1 Peter 1:1-9.

IN my risen Lord I am born into “a living hope,” a hope not only vital, but vitalizing, sending its mystic, vivifying influences through every highway and by-way of my soul.

In my risen Lord mine is “an inheritance incorruptible.” It is not exposed to the gnawing tooth of time. Moth and rust can not impair the treasure. It will not grow less as I grow old. Its glories are as invulnerable as my Lord.

In my risen Lord mine is “an inheritance ... undefiled.” There is no alloy in the fine gold. The King will give me of His best. “Bring forth the best robe, and put it on him.” The holiest ideal proclaims my possibility, and foretells my ultimate attainment. Heaven’s wine is not to be mixed with water. I am to awake “in His likeness.”

And mine is “an inheritance ... that fadeth not away.” It shall not be as the garlands offered by men—green to-day and to-morrow sere and yellow. “Its leaf also shall not wither.” It shall always retain its freshness, and shall offer me a continually fresh delight. And these are all mine in Him!

“Thou, O Christ, art all I want.”

PEACE OF PARDON—Not a Mere Forgetfulness - I have spilled the ink over a bill and so have blotted it till it can hardly be read, but this is quite another thing from having the debt blotted out, for that cannot be till payment is made. So a man may blot his sins from his memory, and quiet his mind with false hopes, but the peace which this will bring him is widely different from that which arises from God's forgiveness of sin through the satisfaction which Jesus made in his atonement. Our blotting is one thing, God's blotting out is something far higher.— Spurgeon in Feathers for Arrows

Augustine, after years of tossing to and fro, found peace with God by hearing a little child say, "Take up, and read." I suppose that the child was singing to itself, and hardly knew what it was saying as it repeated to itself the two words—"Tolle, lege; tolle, lege; tolle, lege." "Take up, and read." That voice struck the ear of the perplexed thinker as though it were the voice of God, and he took the Scripture, and read the Scripture, and no sooner had he read it than he found Christ. I would entreat each one of you to do this, in order that you may find rest for your soul. Believe what is revealed in Holy Scripture. — Barbed Arrows from the Quiver of C. H. Spurgeon
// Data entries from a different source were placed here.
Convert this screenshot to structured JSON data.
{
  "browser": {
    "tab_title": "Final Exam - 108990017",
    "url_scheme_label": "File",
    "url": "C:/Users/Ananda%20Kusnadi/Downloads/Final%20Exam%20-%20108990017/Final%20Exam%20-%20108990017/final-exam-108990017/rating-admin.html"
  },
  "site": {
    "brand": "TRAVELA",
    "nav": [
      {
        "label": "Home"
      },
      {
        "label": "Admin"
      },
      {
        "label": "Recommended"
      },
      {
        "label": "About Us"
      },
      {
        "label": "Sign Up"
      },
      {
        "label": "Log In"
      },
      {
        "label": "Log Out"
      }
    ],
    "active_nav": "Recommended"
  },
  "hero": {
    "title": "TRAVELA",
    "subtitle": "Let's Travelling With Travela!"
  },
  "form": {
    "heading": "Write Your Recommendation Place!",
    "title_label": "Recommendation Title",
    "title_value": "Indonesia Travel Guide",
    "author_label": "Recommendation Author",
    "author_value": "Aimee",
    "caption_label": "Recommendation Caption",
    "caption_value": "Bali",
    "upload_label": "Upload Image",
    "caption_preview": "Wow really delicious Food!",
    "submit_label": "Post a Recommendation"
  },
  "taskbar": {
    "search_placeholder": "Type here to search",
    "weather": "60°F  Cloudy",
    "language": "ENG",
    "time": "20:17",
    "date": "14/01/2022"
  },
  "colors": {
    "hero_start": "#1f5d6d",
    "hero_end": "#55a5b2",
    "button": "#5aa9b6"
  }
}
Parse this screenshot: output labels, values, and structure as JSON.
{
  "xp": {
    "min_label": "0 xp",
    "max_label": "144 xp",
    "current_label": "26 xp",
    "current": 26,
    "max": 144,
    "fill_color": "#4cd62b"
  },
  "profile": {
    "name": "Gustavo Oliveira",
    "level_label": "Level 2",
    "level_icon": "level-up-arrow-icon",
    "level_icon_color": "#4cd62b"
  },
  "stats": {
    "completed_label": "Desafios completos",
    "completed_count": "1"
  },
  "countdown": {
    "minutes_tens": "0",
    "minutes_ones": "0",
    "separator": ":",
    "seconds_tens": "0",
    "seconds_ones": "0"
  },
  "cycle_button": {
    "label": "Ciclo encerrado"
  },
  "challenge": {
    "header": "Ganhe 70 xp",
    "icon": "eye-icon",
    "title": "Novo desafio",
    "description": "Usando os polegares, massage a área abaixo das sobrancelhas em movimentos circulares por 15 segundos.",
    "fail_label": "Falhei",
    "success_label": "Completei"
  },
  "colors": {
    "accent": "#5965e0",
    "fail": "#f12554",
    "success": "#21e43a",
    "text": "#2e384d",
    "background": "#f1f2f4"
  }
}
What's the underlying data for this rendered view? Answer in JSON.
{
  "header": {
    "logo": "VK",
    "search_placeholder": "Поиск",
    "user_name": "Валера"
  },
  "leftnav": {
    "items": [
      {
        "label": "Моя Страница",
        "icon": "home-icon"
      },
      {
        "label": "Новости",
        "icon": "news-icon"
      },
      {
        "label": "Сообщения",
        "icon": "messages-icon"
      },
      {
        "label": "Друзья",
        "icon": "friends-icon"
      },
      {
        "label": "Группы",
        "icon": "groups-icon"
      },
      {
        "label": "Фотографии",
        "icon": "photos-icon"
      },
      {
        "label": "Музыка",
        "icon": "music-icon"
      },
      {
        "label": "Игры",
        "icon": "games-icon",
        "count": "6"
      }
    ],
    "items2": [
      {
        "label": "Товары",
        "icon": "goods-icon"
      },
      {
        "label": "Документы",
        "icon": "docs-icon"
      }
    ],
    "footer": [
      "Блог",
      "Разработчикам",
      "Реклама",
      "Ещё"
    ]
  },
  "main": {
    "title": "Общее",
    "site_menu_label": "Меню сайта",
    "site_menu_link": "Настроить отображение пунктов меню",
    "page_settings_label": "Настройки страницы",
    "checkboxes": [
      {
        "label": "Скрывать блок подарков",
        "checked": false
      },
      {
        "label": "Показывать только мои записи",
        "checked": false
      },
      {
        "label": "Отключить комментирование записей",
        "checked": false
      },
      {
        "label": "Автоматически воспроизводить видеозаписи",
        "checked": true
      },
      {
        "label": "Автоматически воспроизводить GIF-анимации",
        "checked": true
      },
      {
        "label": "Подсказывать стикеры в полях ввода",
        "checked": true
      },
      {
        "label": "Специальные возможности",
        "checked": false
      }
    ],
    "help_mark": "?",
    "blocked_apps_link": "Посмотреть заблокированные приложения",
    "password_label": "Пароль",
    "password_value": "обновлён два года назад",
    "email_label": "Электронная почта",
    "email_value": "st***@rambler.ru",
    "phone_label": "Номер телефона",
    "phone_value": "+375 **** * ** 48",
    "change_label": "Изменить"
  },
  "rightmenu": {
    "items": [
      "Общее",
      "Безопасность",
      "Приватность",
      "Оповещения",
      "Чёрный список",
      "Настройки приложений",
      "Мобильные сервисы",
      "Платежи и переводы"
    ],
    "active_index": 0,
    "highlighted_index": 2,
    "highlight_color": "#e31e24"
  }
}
Peace—uplifting. The compass on board an iron steam-vessel is placed aloft, so that it may not be so much influenced by the metal of the ship: though surrounded by that which would put it out of place, the needle faithfully adheres to the pole, because it is set above misleading influence. So with the child of God when the Lord has given him peace: he is lifted beyond the supremacy of his sorrowful surroundings, and his heart is delivered from its sad surroundings.— Barbed Arrows from the Quiver of C. H. Spurgeon